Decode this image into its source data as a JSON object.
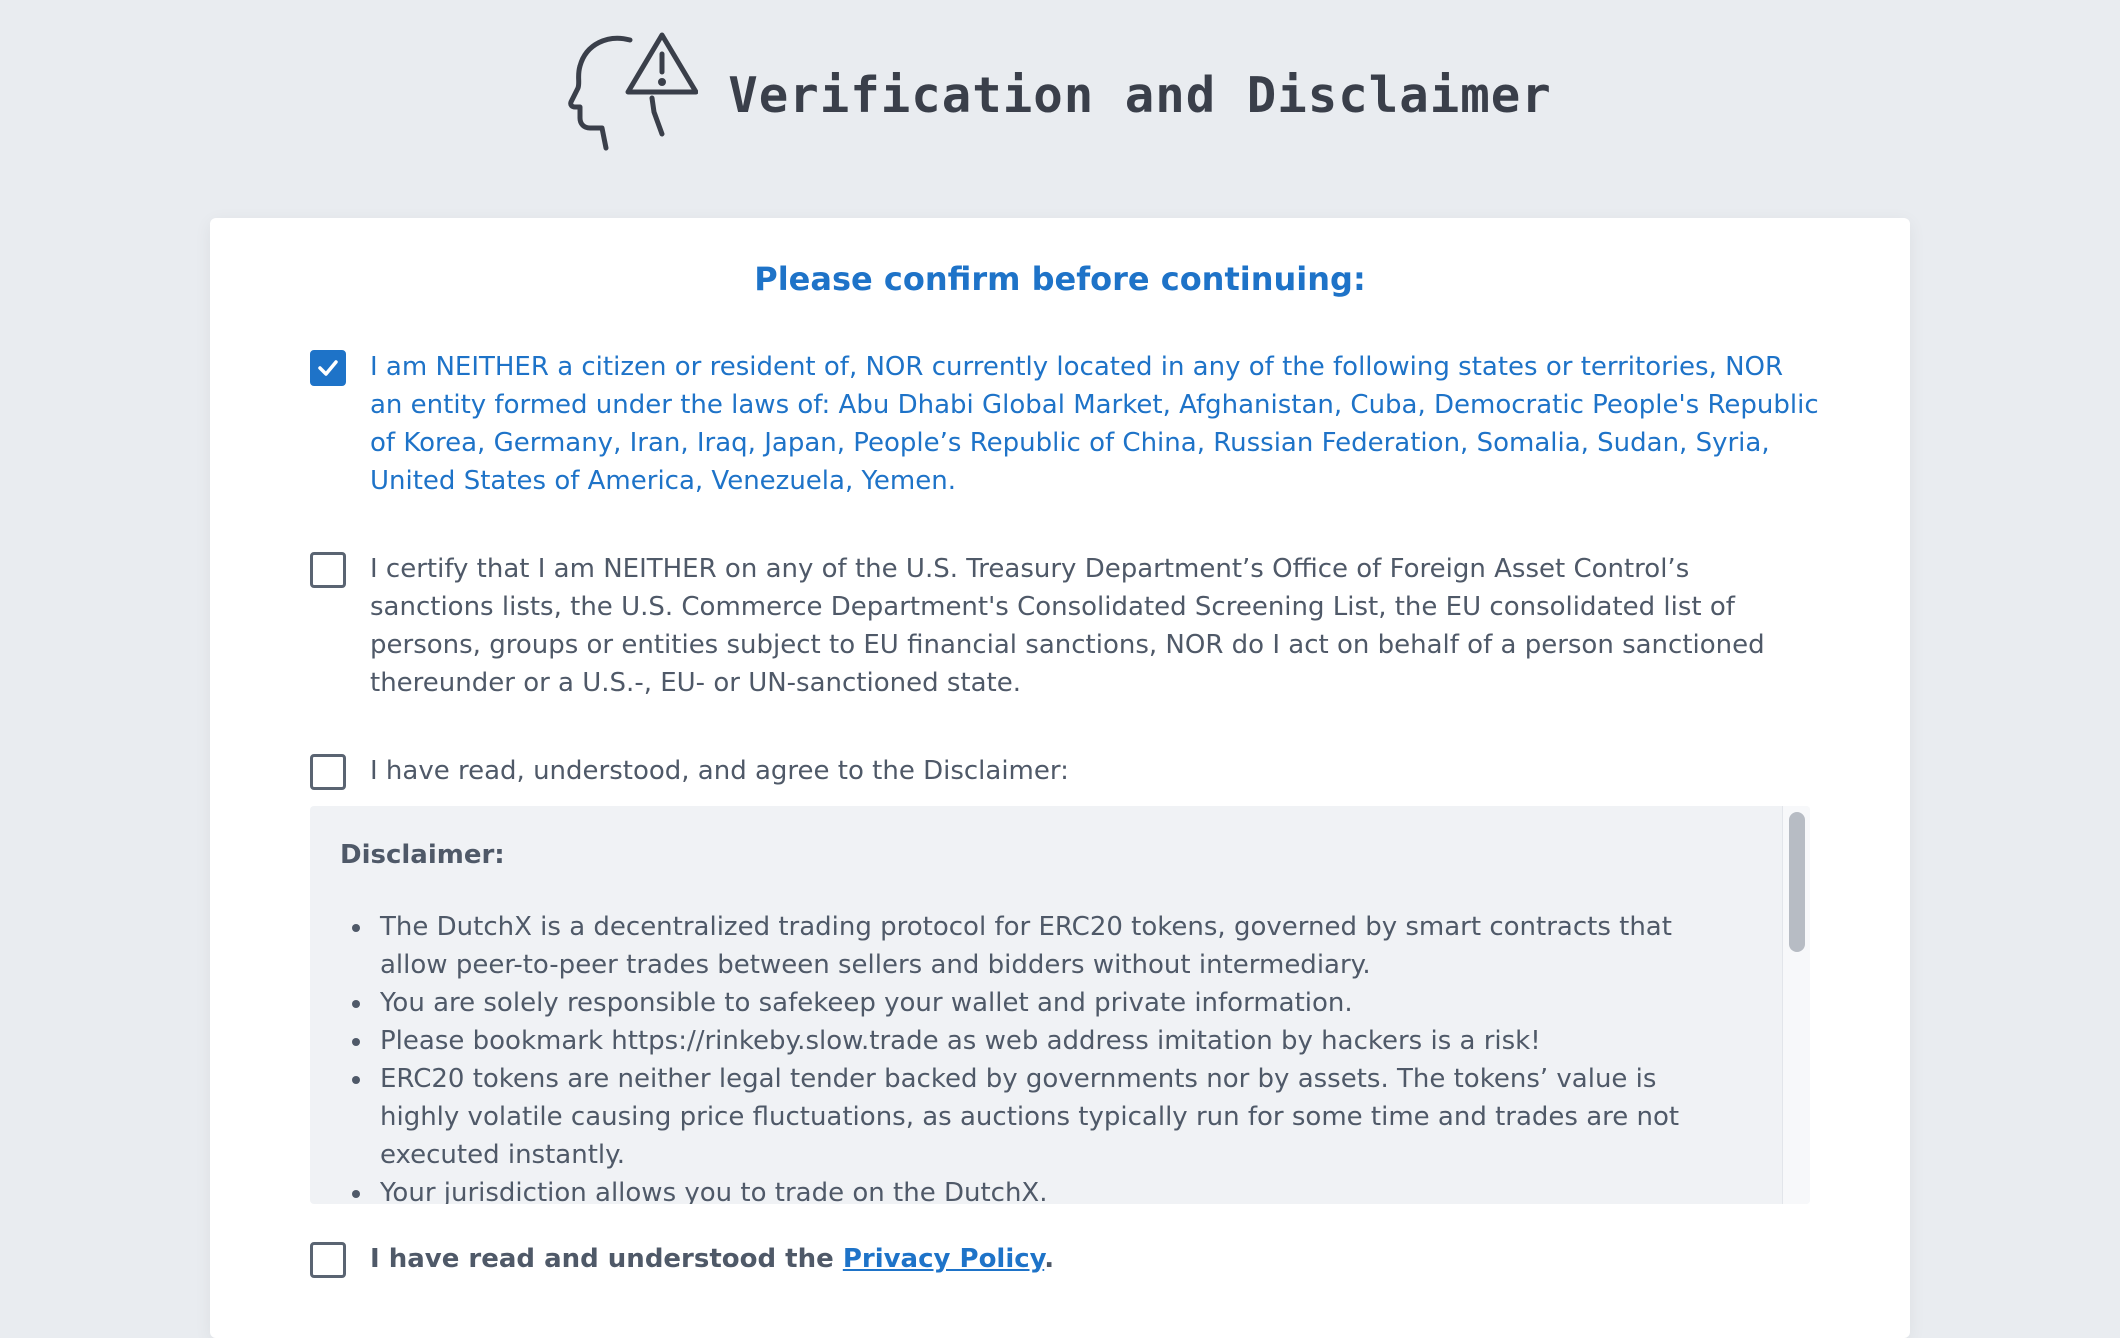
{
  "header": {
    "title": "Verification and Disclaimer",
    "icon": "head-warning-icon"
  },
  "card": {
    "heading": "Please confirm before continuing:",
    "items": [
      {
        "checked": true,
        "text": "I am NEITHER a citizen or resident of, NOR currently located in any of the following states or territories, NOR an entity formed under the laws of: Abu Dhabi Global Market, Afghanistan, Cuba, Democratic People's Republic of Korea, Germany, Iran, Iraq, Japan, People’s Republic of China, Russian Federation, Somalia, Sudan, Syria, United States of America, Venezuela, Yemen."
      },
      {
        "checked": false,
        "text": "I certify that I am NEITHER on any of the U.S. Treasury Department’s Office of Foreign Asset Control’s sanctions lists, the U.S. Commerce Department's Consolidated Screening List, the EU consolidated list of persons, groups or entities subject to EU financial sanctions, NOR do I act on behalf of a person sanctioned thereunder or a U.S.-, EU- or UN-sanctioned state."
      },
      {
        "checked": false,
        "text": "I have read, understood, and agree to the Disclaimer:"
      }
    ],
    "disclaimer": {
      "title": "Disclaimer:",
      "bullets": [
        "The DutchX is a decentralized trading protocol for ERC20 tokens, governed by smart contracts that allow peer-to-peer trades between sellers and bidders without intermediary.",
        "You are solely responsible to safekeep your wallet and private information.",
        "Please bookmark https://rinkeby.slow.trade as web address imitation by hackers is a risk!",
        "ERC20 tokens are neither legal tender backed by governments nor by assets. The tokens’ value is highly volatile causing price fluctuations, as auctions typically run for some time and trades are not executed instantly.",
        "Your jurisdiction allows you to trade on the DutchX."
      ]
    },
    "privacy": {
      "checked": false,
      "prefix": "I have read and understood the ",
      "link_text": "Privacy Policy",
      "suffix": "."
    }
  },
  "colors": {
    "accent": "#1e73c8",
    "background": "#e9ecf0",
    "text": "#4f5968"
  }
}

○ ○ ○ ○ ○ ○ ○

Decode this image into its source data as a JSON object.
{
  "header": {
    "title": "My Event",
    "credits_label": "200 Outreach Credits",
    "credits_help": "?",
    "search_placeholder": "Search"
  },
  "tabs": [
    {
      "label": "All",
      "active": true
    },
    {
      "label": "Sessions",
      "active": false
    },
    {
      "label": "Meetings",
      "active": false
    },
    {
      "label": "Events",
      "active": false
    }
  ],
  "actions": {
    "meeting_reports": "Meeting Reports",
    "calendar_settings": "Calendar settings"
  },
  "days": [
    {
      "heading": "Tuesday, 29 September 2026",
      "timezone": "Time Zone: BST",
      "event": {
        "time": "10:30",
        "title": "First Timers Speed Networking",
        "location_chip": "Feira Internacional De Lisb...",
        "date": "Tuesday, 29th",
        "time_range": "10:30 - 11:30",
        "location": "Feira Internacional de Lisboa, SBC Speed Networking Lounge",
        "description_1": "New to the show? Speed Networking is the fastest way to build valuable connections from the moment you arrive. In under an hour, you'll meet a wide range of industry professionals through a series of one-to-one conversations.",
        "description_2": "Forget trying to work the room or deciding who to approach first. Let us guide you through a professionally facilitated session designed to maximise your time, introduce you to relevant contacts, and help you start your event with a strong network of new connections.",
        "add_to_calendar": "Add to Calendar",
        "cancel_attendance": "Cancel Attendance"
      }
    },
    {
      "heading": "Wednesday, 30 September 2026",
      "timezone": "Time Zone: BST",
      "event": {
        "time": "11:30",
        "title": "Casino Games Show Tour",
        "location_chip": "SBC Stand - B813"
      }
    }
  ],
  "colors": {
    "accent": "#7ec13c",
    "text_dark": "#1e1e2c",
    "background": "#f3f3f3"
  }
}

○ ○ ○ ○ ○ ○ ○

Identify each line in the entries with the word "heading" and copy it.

Answer to this exercise -
    "heading": "Please confirm before continuing:",
      "heading": "Tuesday, 29 September 2026",
      "heading": "Wednesday, 30 September 2026",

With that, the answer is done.